• **What you should do**: Would you write out the entries below, every one of them, exactly?

Dataset rows describing interfaces:
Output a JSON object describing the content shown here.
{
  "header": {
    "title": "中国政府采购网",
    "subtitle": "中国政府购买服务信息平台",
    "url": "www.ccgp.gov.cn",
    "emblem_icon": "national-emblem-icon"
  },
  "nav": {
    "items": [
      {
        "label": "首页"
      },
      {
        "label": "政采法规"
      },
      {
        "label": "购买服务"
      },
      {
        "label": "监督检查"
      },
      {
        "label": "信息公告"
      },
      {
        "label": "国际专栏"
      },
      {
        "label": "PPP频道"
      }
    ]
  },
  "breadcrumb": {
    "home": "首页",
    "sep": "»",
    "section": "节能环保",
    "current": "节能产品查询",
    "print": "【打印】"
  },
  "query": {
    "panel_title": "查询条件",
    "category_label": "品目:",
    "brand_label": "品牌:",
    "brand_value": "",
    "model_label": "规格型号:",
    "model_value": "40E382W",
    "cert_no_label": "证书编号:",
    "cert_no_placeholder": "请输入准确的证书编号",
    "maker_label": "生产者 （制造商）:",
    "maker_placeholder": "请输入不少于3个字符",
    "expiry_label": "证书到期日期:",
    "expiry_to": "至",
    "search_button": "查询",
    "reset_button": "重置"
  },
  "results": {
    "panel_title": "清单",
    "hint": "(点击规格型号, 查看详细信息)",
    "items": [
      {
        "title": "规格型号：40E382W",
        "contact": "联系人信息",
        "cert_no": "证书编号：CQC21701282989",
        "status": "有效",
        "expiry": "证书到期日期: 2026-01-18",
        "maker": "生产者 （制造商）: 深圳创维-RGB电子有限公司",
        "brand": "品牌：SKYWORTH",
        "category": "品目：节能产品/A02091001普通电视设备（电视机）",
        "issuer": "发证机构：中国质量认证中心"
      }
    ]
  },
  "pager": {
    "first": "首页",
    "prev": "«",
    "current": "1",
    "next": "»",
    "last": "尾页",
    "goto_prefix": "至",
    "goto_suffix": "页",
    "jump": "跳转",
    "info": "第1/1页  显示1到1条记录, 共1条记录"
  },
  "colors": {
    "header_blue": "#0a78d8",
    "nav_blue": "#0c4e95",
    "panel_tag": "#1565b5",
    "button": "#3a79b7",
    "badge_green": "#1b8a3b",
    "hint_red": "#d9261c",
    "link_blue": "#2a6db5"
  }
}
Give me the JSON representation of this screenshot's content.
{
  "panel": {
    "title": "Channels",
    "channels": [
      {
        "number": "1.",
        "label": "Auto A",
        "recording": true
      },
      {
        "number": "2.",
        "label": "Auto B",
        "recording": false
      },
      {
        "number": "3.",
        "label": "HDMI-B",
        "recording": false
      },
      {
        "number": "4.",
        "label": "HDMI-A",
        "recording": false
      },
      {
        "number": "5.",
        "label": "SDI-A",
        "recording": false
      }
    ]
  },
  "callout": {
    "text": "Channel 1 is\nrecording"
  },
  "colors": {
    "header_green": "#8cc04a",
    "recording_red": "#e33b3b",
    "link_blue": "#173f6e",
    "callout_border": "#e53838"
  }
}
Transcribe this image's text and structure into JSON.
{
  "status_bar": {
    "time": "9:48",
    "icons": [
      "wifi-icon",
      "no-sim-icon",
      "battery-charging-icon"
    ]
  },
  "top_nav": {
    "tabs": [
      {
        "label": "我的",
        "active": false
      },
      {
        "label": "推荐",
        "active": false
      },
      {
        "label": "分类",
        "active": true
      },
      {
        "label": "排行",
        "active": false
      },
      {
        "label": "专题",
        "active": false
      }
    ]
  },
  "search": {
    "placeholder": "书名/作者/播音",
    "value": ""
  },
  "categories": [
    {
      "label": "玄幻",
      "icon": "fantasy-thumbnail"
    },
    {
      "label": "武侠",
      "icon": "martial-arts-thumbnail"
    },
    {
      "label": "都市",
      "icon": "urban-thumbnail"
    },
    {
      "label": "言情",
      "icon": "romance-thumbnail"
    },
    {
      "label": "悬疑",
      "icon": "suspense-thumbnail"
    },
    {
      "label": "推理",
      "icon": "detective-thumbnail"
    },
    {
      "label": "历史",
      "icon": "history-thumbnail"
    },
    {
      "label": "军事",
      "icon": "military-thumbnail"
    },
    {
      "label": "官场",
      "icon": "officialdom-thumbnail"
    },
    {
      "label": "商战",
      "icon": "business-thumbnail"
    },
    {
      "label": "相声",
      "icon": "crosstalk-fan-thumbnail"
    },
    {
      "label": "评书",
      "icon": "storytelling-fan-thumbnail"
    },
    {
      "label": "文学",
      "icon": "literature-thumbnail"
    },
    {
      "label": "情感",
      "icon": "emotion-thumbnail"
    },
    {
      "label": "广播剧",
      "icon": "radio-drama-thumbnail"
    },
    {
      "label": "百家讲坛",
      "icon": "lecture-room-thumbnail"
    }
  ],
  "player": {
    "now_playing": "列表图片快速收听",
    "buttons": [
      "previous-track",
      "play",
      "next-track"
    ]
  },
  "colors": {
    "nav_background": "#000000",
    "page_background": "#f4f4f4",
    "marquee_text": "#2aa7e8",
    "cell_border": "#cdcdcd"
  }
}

• **Written response**:
Output a JSON object describing the content shown here.
{
  "header": {
    "title": "中国政府采购网",
    "subtitle": "中国政府购买服务信息平台",
    "url": "www.ccgp.gov.cn",
    "emblem_icon": "national-emblem-icon"
  },
  "nav": {
    "items": [
      {
        "label": "首页"
      },
      {
        "label": "政采法规"
      },
      {
        "label": "购买服务"
      },
      {
        "label": "监督检查"
      },
      {
        "label": "信息公告"
      },
      {
        "label": "国际专栏"
      },
      {
        "label": "PPP频道"
      }
    ]
  },
  "breadcrumb": {
    "home": "首页",
    "sep": "»",
    "section": "节能环保",
    "current": "节能产品查询",
    "print": "【打印】"
  },
  "query": {
    "panel_title": "查询条件",
    "category_label": "品目:",
    "brand_label": "品牌:",
    "brand_value": "",
    "model_label": "规格型号:",
    "model_value": "40E382W",
    "cert_no_label": "证书编号:",
    "cert_no_placeholder": "请输入准确的证书编号",
    "maker_label": "生产者 （制造商）:",
    "maker_placeholder": "请输入不少于3个字符",
    "expiry_label": "证书到期日期:",
    "expiry_to": "至",
    "search_button": "查询",
    "reset_button": "重置"
  },
  "results": {
    "panel_title": "清单",
    "hint": "(点击规格型号, 查看详细信息)",
    "items": [
      {
        "title": "规格型号：40E382W",
        "contact": "联系人信息",
        "cert_no": "证书编号：CQC21701282989",
        "status": "有效",
        "expiry": "证书到期日期: 2026-01-18",
        "maker": "生产者 （制造商）: 深圳创维-RGB电子有限公司",
        "brand": "品牌：SKYWORTH",
        "category": "品目：节能产品/A02091001普通电视设备（电视机）",
        "issuer": "发证机构：中国质量认证中心"
      }
    ]
  },
  "pager": {
    "first": "首页",
    "prev": "«",
    "current": "1",
    "next": "»",
    "last": "尾页",
    "goto_prefix": "至",
    "goto_suffix": "页",
    "jump": "跳转",
    "info": "第1/1页  显示1到1条记录, 共1条记录"
  },
  "colors": {
    "header_blue": "#0a78d8",
    "nav_blue": "#0c4e95",
    "panel_tag": "#1565b5",
    "button": "#3a79b7",
    "badge_green": "#1b8a3b",
    "hint_red": "#d9261c",
    "link_blue": "#2a6db5"
  }
}
Give me the JSON representation of this screenshot's content.
{
  "panel": {
    "title": "Channels",
    "channels": [
      {
        "number": "1.",
        "label": "Auto A",
        "recording": true
      },
      {
        "number": "2.",
        "label": "Auto B",
        "recording": false
      },
      {
        "number": "3.",
        "label": "HDMI-B",
        "recording": false
      },
      {
        "number": "4.",
        "label": "HDMI-A",
        "recording": false
      },
      {
        "number": "5.",
        "label": "SDI-A",
        "recording": false
      }
    ]
  },
  "callout": {
    "text": "Channel 1 is\nrecording"
  },
  "colors": {
    "header_green": "#8cc04a",
    "recording_red": "#e33b3b",
    "link_blue": "#173f6e",
    "callout_border": "#e53838"
  }
}
Transcribe this image's text and structure into JSON.
{
  "status_bar": {
    "time": "9:48",
    "icons": [
      "wifi-icon",
      "no-sim-icon",
      "battery-charging-icon"
    ]
  },
  "top_nav": {
    "tabs": [
      {
        "label": "我的",
        "active": false
      },
      {
        "label": "推荐",
        "active": false
      },
      {
        "label": "分类",
        "active": true
      },
      {
        "label": "排行",
        "active": false
      },
      {
        "label": "专题",
        "active": false
      }
    ]
  },
  "search": {
    "placeholder": "书名/作者/播音",
    "value": ""
  },
  "categories": [
    {
      "label": "玄幻",
      "icon": "fantasy-thumbnail"
    },
    {
      "label": "武侠",
      "icon": "martial-arts-thumbnail"
    },
    {
      "label": "都市",
      "icon": "urban-thumbnail"
    },
    {
      "label": "言情",
      "icon": "romance-thumbnail"
    },
    {
      "label": "悬疑",
      "icon": "suspense-thumbnail"
    },
    {
      "label": "推理",
      "icon": "detective-thumbnail"
    },
    {
      "label": "历史",
      "icon": "history-thumbnail"
    },
    {
      "label": "军事",
      "icon": "military-thumbnail"
    },
    {
      "label": "官场",
      "icon": "officialdom-thumbnail"
    },
    {
      "label": "商战",
      "icon": "business-thumbnail"
    },
    {
      "label": "相声",
      "icon": "crosstalk-fan-thumbnail"
    },
    {
      "label": "评书",
      "icon": "storytelling-fan-thumbnail"
    },
    {
      "label": "文学",
      "icon": "literature-thumbnail"
    },
    {
      "label": "情感",
      "icon": "emotion-thumbnail"
    },
    {
      "label": "广播剧",
      "icon": "radio-drama-thumbnail"
    },
    {
      "label": "百家讲坛",
      "icon": "lecture-room-thumbnail"
    }
  ],
  "player": {
    "now_playing": "列表图片快速收听",
    "buttons": [
      "previous-track",
      "play",
      "next-track"
    ]
  },
  "colors": {
    "nav_background": "#000000",
    "page_background": "#f4f4f4",
    "marquee_text": "#2aa7e8",
    "cell_border": "#cdcdcd"
  }
}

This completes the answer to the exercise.